For two reasons. One, he’s my favorite poet  (Langston Hughes and Maya Angelou are tied for my book-loving affections, TBH.) And because today is his birthday. No brainer there.

Other than that it’s not hard to appreciate the Joplin, Missouri-bred turned Harlem transplant’s pen. For instance, he wrote “The Negro Speaks Rivers” when he was a teenager. How often does a seventeen year old capture a whole race’s struggle using a body of water as a focus. Don’t believe me? Watch him recite the powerful poem below.

After hearing that poem it’s no mystery how Hughes became one of the legendary artistic architects behind the Harlem Renaissance. Building literary masterpieces–“I,Too” “Mother to Son” and “As I Grew Older”— of the Black experience like Gehry constructs buildings.

The wordsmith died in 1967 from complications treating prostrate cancer.
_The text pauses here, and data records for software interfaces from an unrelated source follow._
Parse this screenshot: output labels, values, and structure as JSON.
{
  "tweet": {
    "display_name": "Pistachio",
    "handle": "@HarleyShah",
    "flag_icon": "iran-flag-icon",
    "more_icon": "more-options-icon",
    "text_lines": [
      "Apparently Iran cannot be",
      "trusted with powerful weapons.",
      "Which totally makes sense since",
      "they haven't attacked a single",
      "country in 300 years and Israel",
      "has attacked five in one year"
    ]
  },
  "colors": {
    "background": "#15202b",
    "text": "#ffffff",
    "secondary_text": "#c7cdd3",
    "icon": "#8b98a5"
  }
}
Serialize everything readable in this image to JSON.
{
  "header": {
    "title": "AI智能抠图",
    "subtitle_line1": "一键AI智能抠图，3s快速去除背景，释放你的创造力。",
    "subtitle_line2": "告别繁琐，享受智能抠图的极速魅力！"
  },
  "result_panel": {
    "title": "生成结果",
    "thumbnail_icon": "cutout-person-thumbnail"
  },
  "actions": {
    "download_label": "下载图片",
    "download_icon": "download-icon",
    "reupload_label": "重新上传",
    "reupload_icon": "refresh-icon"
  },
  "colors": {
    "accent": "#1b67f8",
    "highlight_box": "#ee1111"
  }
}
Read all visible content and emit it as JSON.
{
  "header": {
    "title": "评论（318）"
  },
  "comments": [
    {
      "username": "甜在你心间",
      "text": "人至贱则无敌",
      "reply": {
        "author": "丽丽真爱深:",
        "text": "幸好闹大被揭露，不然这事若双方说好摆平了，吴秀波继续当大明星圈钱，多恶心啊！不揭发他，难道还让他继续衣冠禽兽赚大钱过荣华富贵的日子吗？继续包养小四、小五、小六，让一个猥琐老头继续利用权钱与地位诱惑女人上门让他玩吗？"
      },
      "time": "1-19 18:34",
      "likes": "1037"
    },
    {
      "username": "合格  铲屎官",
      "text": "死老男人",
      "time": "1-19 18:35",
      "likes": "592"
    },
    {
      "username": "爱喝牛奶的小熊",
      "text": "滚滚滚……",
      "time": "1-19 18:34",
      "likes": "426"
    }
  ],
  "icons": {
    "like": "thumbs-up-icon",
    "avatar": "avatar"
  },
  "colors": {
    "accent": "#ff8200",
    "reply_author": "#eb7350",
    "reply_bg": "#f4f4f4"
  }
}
He’s interred at the Schomburg Center for Research in Black Culture in (where else?) Harlem. As a lasting reminder of his legacy his epitaph reads “My soul has grown deep like the rivers.”

Doesn’t it give you chills?

Who are some of your favorite Black American heroes and sheroes? How will you celebrate Black History Month this year? Let me know in the comments below.